An exasperated Carmella said she was not able to get power to the refrigerator in time to save most of the fresh and frozen food stored in it.

“Stuff is starting to defrost and I just have to throw it away,” she said.

Carmella said the rest of her block is without power, too. After the outage, a neighbor two houses down had family members pick up the food she had bought for their holiday barbecue.

Carmella Gordon contacted the office of Ald. Matt O’Shea, D-19th, on Wednesday and was told the alderman would send out a memo with the names and addresses of residents without power. She said she saw two ComEd trucks driving down a nearby alley a short time later.

Other backyard chefs in the Southland who still need to buy food for the holiday probably won’t have many problems, as a spot check of grocery stores found them open for business.

A manager at the Ultra Foods in Chicago Heights said the store lost power for about an hour on Monday.

About 4,600 customers in that city still were waiting Wednesday for the power to come back on.

Groceries to garbage in Oak Lawn, too

Pockets of Oak Lawn still were without power Wednesday, too.

A woman in the 4200 block of 99th Street pointed to a pile of garbage on her curb when she was asked if her plans for the Fourth of July were ruined.

“See that? All my groceries are right there. I had to empty my fridge. That’s probably about $250 in food,” said the woman, who identified herself only as Ginger. “I had a lot of meat, salmon and steak, good stuff, and I had just shopped.”

Frank Dyra, in the 4100 block of 99th Street, said he and his wife had not shopped yet for the Fourth of July.
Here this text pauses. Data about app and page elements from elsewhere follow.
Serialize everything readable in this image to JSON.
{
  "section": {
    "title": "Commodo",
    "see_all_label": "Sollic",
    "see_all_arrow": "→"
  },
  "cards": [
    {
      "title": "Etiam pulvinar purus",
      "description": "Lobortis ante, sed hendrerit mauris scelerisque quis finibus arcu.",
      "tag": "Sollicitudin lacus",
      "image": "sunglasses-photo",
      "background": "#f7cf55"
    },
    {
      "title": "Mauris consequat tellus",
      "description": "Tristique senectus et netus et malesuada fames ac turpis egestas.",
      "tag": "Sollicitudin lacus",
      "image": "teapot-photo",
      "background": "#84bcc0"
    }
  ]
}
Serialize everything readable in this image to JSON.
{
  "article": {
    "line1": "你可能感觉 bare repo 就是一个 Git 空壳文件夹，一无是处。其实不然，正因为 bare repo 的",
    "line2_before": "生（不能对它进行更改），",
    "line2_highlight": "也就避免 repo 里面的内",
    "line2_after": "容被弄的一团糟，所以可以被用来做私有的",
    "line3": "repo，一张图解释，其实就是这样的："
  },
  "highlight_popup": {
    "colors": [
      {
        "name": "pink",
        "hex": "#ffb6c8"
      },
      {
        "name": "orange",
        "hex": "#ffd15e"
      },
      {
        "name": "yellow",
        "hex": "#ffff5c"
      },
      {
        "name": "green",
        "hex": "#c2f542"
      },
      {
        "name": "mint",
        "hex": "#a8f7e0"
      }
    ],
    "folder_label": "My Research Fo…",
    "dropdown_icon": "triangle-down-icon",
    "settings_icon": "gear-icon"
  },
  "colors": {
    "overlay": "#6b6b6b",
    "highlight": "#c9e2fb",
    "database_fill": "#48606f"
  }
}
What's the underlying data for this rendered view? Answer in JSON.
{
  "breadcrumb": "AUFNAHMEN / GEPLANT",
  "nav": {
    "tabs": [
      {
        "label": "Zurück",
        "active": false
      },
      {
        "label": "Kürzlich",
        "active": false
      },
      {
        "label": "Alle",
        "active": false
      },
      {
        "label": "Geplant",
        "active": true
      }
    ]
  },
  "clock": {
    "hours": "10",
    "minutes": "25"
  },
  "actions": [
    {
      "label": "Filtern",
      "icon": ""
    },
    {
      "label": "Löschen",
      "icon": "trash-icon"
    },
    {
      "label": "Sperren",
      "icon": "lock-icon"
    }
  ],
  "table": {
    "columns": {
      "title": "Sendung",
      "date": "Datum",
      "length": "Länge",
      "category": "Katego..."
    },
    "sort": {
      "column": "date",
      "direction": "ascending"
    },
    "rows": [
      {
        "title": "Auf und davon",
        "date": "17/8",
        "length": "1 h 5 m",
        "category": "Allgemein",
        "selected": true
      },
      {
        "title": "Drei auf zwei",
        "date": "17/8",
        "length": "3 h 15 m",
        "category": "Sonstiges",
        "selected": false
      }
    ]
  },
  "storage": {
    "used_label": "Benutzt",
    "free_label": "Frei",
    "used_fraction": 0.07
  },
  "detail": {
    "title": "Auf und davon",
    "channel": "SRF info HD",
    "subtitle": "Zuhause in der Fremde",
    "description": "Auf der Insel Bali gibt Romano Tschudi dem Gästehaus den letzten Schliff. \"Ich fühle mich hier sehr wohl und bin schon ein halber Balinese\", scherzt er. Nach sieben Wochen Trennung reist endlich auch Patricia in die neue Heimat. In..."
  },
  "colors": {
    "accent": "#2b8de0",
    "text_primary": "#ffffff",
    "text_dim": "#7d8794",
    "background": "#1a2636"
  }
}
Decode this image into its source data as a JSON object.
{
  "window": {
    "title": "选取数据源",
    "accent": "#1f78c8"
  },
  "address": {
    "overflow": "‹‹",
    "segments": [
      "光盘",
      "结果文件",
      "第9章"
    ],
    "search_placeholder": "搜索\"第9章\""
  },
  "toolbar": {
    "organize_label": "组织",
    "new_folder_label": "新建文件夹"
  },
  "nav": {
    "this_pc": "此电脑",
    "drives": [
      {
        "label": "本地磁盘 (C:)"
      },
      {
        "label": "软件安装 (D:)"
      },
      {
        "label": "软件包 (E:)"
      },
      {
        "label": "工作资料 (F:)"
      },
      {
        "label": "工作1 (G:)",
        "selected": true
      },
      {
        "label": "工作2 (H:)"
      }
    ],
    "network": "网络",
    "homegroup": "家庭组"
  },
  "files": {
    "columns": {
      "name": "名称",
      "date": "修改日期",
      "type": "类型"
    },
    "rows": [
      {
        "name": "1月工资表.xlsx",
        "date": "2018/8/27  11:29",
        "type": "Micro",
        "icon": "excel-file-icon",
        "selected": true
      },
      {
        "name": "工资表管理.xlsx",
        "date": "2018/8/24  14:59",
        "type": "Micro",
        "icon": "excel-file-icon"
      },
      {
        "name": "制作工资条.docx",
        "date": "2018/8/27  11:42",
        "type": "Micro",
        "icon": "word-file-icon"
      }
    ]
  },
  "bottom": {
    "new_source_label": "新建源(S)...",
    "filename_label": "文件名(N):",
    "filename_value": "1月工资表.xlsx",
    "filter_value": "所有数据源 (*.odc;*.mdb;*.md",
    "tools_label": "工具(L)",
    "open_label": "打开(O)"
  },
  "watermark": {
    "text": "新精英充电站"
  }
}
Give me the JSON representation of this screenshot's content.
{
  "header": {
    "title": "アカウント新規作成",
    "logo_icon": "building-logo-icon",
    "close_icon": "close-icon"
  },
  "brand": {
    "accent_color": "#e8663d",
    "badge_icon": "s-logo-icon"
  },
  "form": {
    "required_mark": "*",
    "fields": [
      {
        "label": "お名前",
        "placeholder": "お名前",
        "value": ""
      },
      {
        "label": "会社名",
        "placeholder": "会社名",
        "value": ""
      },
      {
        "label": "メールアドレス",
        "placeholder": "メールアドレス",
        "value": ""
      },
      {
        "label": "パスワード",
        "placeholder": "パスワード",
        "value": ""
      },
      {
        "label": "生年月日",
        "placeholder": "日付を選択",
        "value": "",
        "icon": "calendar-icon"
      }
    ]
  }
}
“Actually, we were going to do that today, so we’re low on groceries,” he said.

“Of course, if ComEd asks, it’s ‘Yeah, we bought everything, piles of it,’ ” he said with a hearty laugh.

“I bought 50 pounds of dry ice this morning and put it into the refrigerator. I don’t know if that will work or not. But we had dry ice camping once and everything froze up,” Dyra said.

Being without power has been a learning experience for some.

“I didn’t know I was such a (wimp). I miss the computer, watching TV. I have the habit of flipping lights on when I walk into a room. We’ve got to go to the laundry now,” Dyra said.

Over in the 10000 block of South Keeler Avenue, Ellie, 7, Dominic, 8, and Evan Gonzalez, 11, find themselves spending more than their usual amount of time outside. They played basketball in their driveway Wednesday.

“It’s good. I never get any exercise because I’m playing video games,” Dominic said.

Ellie said the week has been “pretty boring.”

Their mother, Tina Gil, said there’s a bright side to the outage: Her children get outside and play with each other. But the family’s plan to visit friends in South Haven on the Fourth of July are likely scrapped unless the power is restored.

“We don’t want to leave if something else happens,” Gil said.

They had to spend $500 on a generator they have used to power a pump to remove the water that seeped into their house. They also lost food worth $200 and had to remove carpeting from a downstairs office.

“There’s nothing you can do. It’s Mother Nature,” said Gil, who said she was fortunate to have a large supply of candles.



© 2014 Sun-Times Media, LLC. All rights reserved. This material may not be copied or distributed without permission. For more information about reprints and permissions, visit www.suntimesreprints.com. To order a reprint of this article, click here.